Your reply should repeat all records verbatim and contain no images.
-*-*-
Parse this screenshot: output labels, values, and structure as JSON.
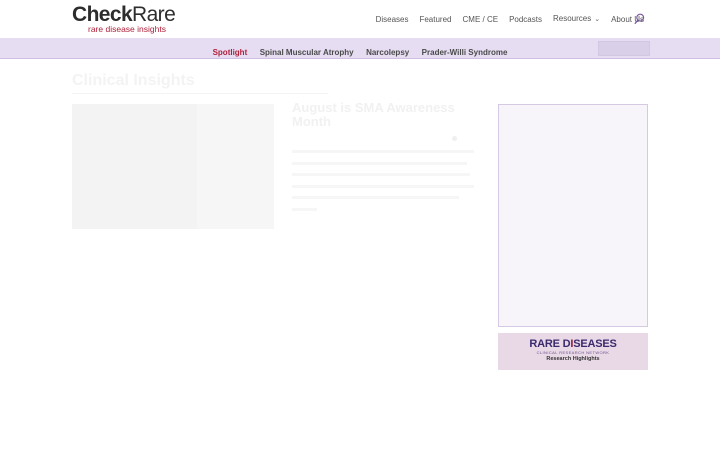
{
  "brand": {
    "name_part1": "Check",
    "name_part2": "Rare",
    "tagline": "rare disease insights"
  },
  "nav": {
    "items": [
      {
        "label": "Diseases"
      },
      {
        "label": "Featured"
      },
      {
        "label": "CME / CE"
      },
      {
        "label": "Podcasts"
      },
      {
        "label": "Resources"
      },
      {
        "label": "About Us"
      }
    ],
    "resources_has_dropdown": true,
    "search_icon": "search-icon"
  },
  "subnav": {
    "items": [
      {
        "label": "Spotlight",
        "active": true
      },
      {
        "label": "Spinal Muscular Atrophy",
        "active": false
      },
      {
        "label": "Narcolepsy",
        "active": false
      },
      {
        "label": "Prader-Willi Syndrome",
        "active": false
      }
    ]
  },
  "main": {
    "section_title": "Clinical Insights",
    "article": {
      "image_caption": "",
      "title": "August is SMA Awareness Month"
    }
  },
  "sidebar": {
    "banner": {
      "logo_part1": "RARE D",
      "logo_part2": "I",
      "logo_part3": "SEASES",
      "subtitle": "CLINICAL RESEARCH NETWORK",
      "footer": "Research Highlights"
    }
  },
  "colors": {
    "accent": "#b0203a",
    "subnav_bg": "#e6ddf2",
    "brand_dark": "#2d2d2d"
  }
}
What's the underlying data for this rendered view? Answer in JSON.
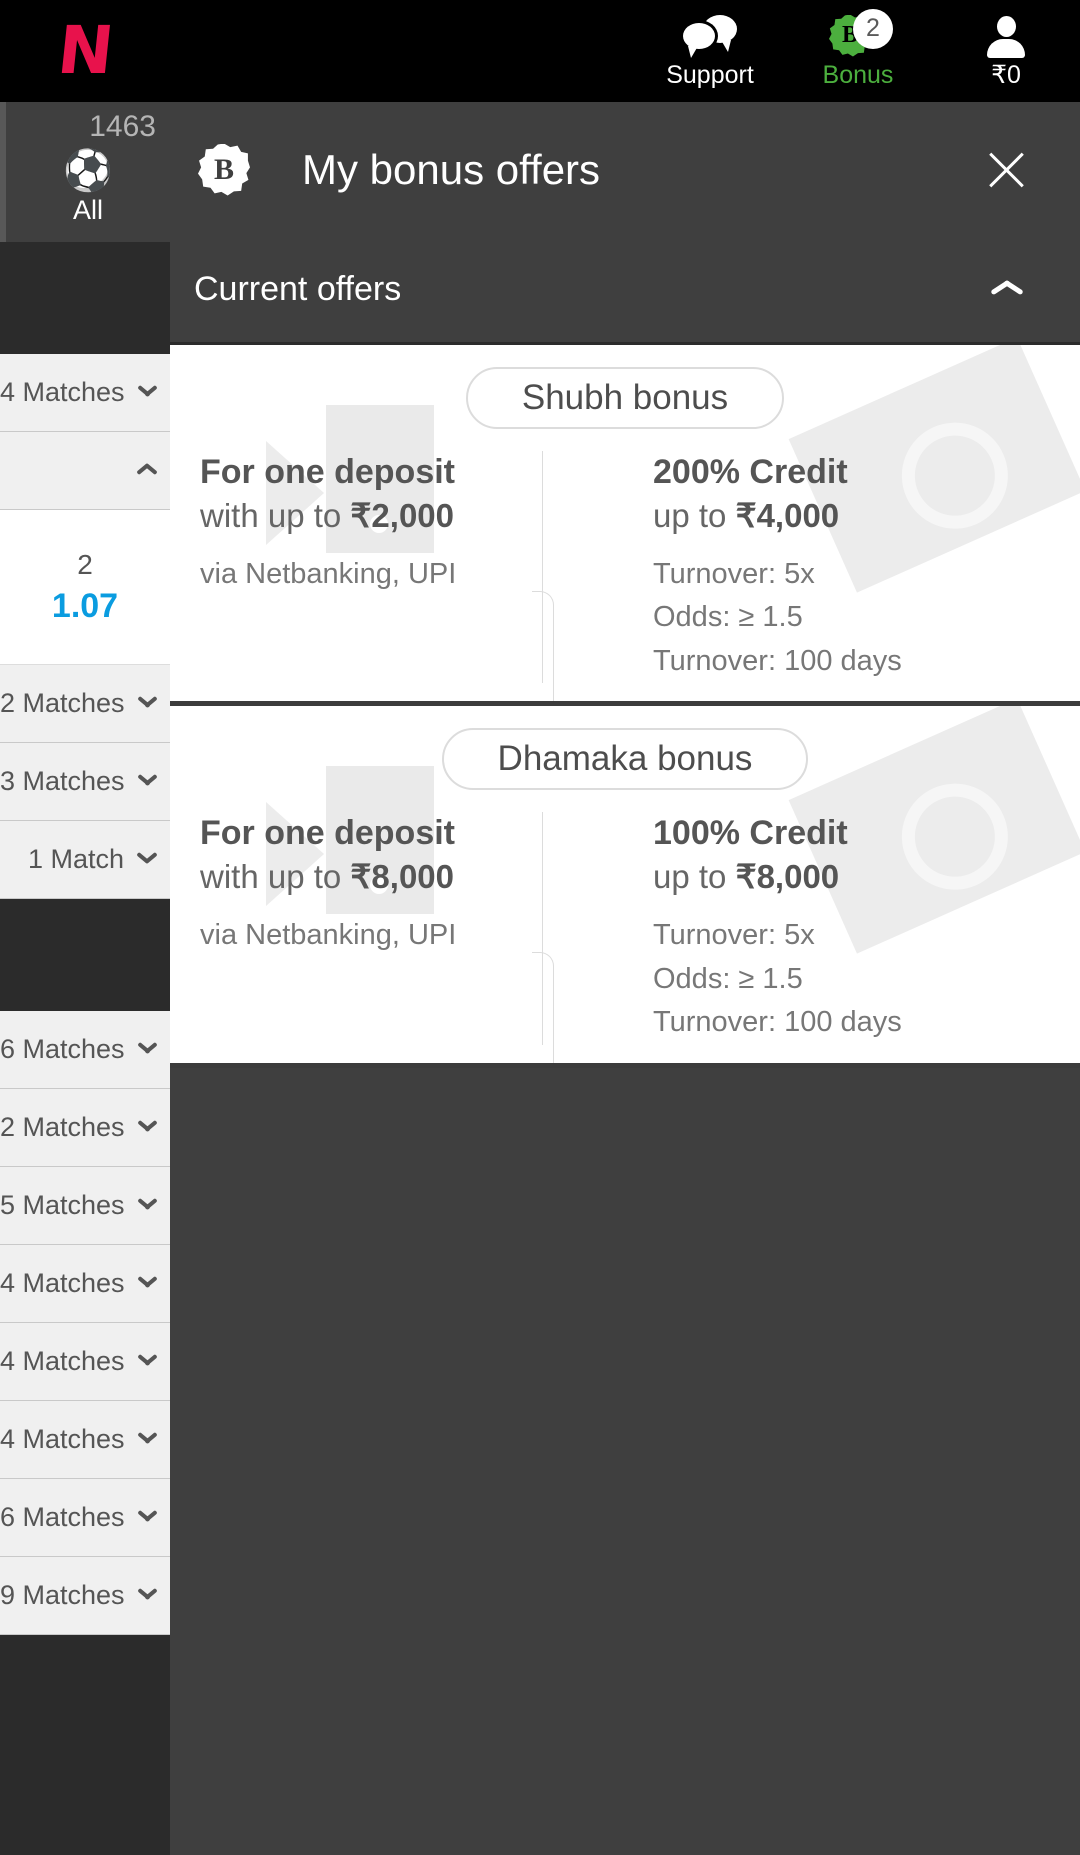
{
  "header": {
    "logo": "N",
    "items": [
      {
        "name": "support",
        "label": "Support",
        "icon": "chat-icon"
      },
      {
        "name": "bonus",
        "label": "Bonus",
        "icon": "bonus-badge-icon",
        "count": "2",
        "badge_letter": "B",
        "color": "#4caf3e"
      },
      {
        "name": "account",
        "label": "₹0",
        "icon": "user-icon"
      }
    ]
  },
  "sidebar": {
    "sport_tab": {
      "count": "1463",
      "label": "All",
      "icon": "all-sports-icon"
    },
    "rows": [
      {
        "label": "4 Matches",
        "state": "collapsed"
      },
      {
        "label": "",
        "state": "expanded"
      }
    ],
    "odds": {
      "selection": "2",
      "value": "1.07"
    },
    "rows2": [
      {
        "label": "2 Matches",
        "state": "collapsed"
      },
      {
        "label": "3 Matches",
        "state": "collapsed"
      },
      {
        "label": "1 Match",
        "state": "collapsed"
      }
    ],
    "rows3": [
      {
        "label": "6 Matches",
        "state": "collapsed"
      },
      {
        "label": "2 Matches",
        "state": "collapsed"
      },
      {
        "label": "5 Matches",
        "state": "collapsed"
      },
      {
        "label": "4 Matches",
        "state": "collapsed"
      },
      {
        "label": "4 Matches",
        "state": "collapsed"
      },
      {
        "label": "4 Matches",
        "state": "collapsed"
      },
      {
        "label": "6 Matches",
        "state": "collapsed"
      },
      {
        "label": "9 Matches",
        "state": "collapsed"
      }
    ]
  },
  "modal": {
    "icon": "bonus-badge-icon",
    "badge_letter": "B",
    "title": "My bonus offers",
    "close_label": "×",
    "section": {
      "title": "Current offers",
      "expanded": true
    },
    "offers": [
      {
        "name": "Shubh bonus",
        "left": {
          "heading": "For one deposit",
          "sub_prefix": "with up to ",
          "sub_amount": "₹2,000",
          "note": "via Netbanking, UPI"
        },
        "right": {
          "heading": "200% Credit",
          "sub_prefix": "up to ",
          "sub_amount": "₹4,000",
          "lines": [
            "Turnover: 5x",
            "Odds: ≥ 1.5",
            "Turnover: 100 days"
          ]
        }
      },
      {
        "name": "Dhamaka bonus",
        "left": {
          "heading": "For one deposit",
          "sub_prefix": "with up to ",
          "sub_amount": "₹8,000",
          "note": "via Netbanking, UPI"
        },
        "right": {
          "heading": "100% Credit",
          "sub_prefix": "up to ",
          "sub_amount": "₹8,000",
          "lines": [
            "Turnover: 5x",
            "Odds: ≥ 1.5",
            "Turnover: 100 days"
          ]
        }
      }
    ]
  },
  "colors": {
    "brand_red": "#e8124c",
    "bonus_green": "#4caf3e",
    "odds_blue": "#0a9ce0",
    "panel_bg": "#3f3f3f",
    "page_bg": "#2b2b2b"
  }
}
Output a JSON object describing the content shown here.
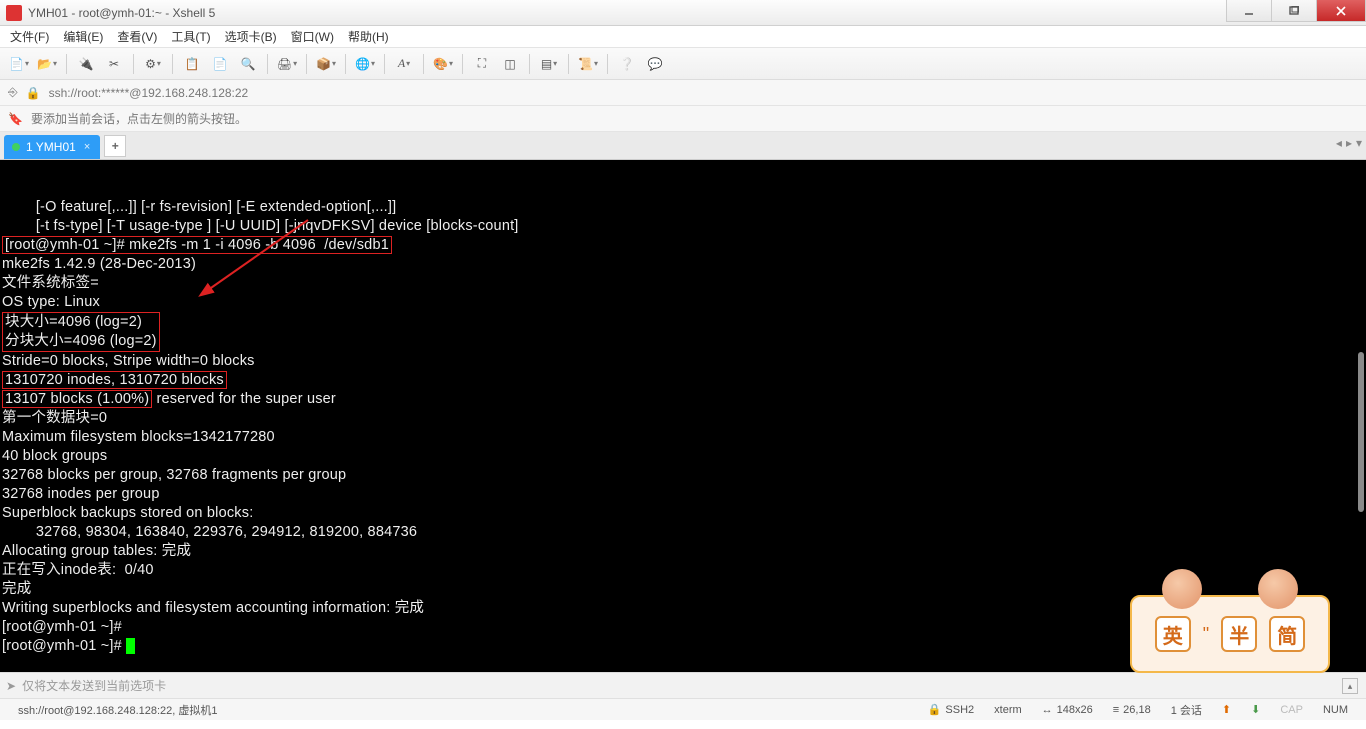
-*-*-
TASK SOLUTION ▸
Parse this screenshot: output labels, values, and structure as JSON.
{
  "brand": {
    "name_part1": "Check",
    "name_part2": "Rare",
    "tagline": "rare disease insights"
  },
  "nav": {
    "items": [
      {
        "label": "Diseases"
      },
      {
        "label": "Featured"
      },
      {
        "label": "CME / CE"
      },
      {
        "label": "Podcasts"
      },
      {
        "label": "Resources"
      },
      {
        "label": "About Us"
      }
    ],
    "resources_has_dropdown": true,
    "search_icon": "search-icon"
  },
  "subnav": {
    "items": [
      {
        "label": "Spotlight",
        "active": true
      },
      {
        "label": "Spinal Muscular Atrophy",
        "active": false
      },
      {
        "label": "Narcolepsy",
        "active": false
      },
      {
        "label": "Prader-Willi Syndrome",
        "active": false
      }
    ]
  },
  "main": {
    "section_title": "Clinical Insights",
    "article": {
      "image_caption": "",
      "title": "August is SMA Awareness Month"
    }
  },
  "sidebar": {
    "banner": {
      "logo_part1": "RARE D",
      "logo_part2": "I",
      "logo_part3": "SEASES",
      "subtitle": "CLINICAL RESEARCH NETWORK",
      "footer": "Research Highlights"
    }
  },
  "colors": {
    "accent": "#b0203a",
    "subnav_bg": "#e6ddf2",
    "brand_dark": "#2d2d2d"
  }
}
What's the underlying data for this rendered view? Answer in JSON.
{
  "header": {
    "logo": "N",
    "items": [
      {
        "name": "support",
        "label": "Support",
        "icon": "chat-icon"
      },
      {
        "name": "bonus",
        "label": "Bonus",
        "icon": "bonus-badge-icon",
        "count": "2",
        "badge_letter": "B",
        "color": "#4caf3e"
      },
      {
        "name": "account",
        "label": "₹0",
        "icon": "user-icon"
      }
    ]
  },
  "sidebar": {
    "sport_tab": {
      "count": "1463",
      "label": "All",
      "icon": "all-sports-icon"
    },
    "rows": [
      {
        "label": "4 Matches",
        "state": "collapsed"
      },
      {
        "label": "",
        "state": "expanded"
      }
    ],
    "odds": {
      "selection": "2",
      "value": "1.07"
    },
    "rows2": [
      {
        "label": "2 Matches",
        "state": "collapsed"
      },
      {
        "label": "3 Matches",
        "state": "collapsed"
      },
      {
        "label": "1 Match",
        "state": "collapsed"
      }
    ],
    "rows3": [
      {
        "label": "6 Matches",
        "state": "collapsed"
      },
      {
        "label": "2 Matches",
        "state": "collapsed"
      },
      {
        "label": "5 Matches",
        "state": "collapsed"
      },
      {
        "label": "4 Matches",
        "state": "collapsed"
      },
      {
        "label": "4 Matches",
        "state": "collapsed"
      },
      {
        "label": "4 Matches",
        "state": "collapsed"
      },
      {
        "label": "6 Matches",
        "state": "collapsed"
      },
      {
        "label": "9 Matches",
        "state": "collapsed"
      }
    ]
  },
  "modal": {
    "icon": "bonus-badge-icon",
    "badge_letter": "B",
    "title": "My bonus offers",
    "close_label": "×",
    "section": {
      "title": "Current offers",
      "expanded": true
    },
    "offers": [
      {
        "name": "Shubh bonus",
        "left": {
          "heading": "For one deposit",
          "sub_prefix": "with up to ",
          "sub_amount": "₹2,000",
          "note": "via Netbanking, UPI"
        },
        "right": {
          "heading": "200% Credit",
          "sub_prefix": "up to ",
          "sub_amount": "₹4,000",
          "lines": [
            "Turnover: 5x",
            "Odds: ≥ 1.5",
            "Turnover: 100 days"
          ]
        }
      },
      {
        "name": "Dhamaka bonus",
        "left": {
          "heading": "For one deposit",
          "sub_prefix": "with up to ",
          "sub_amount": "₹8,000",
          "note": "via Netbanking, UPI"
        },
        "right": {
          "heading": "100% Credit",
          "sub_prefix": "up to ",
          "sub_amount": "₹8,000",
          "lines": [
            "Turnover: 5x",
            "Odds: ≥ 1.5",
            "Turnover: 100 days"
          ]
        }
      }
    ]
  },
  "colors": {
    "brand_red": "#e8124c",
    "bonus_green": "#4caf3e",
    "odds_blue": "#0a9ce0",
    "panel_bg": "#3f3f3f",
    "page_bg": "#2b2b2b"
  }
}
Output a JSON object describing the content shown here.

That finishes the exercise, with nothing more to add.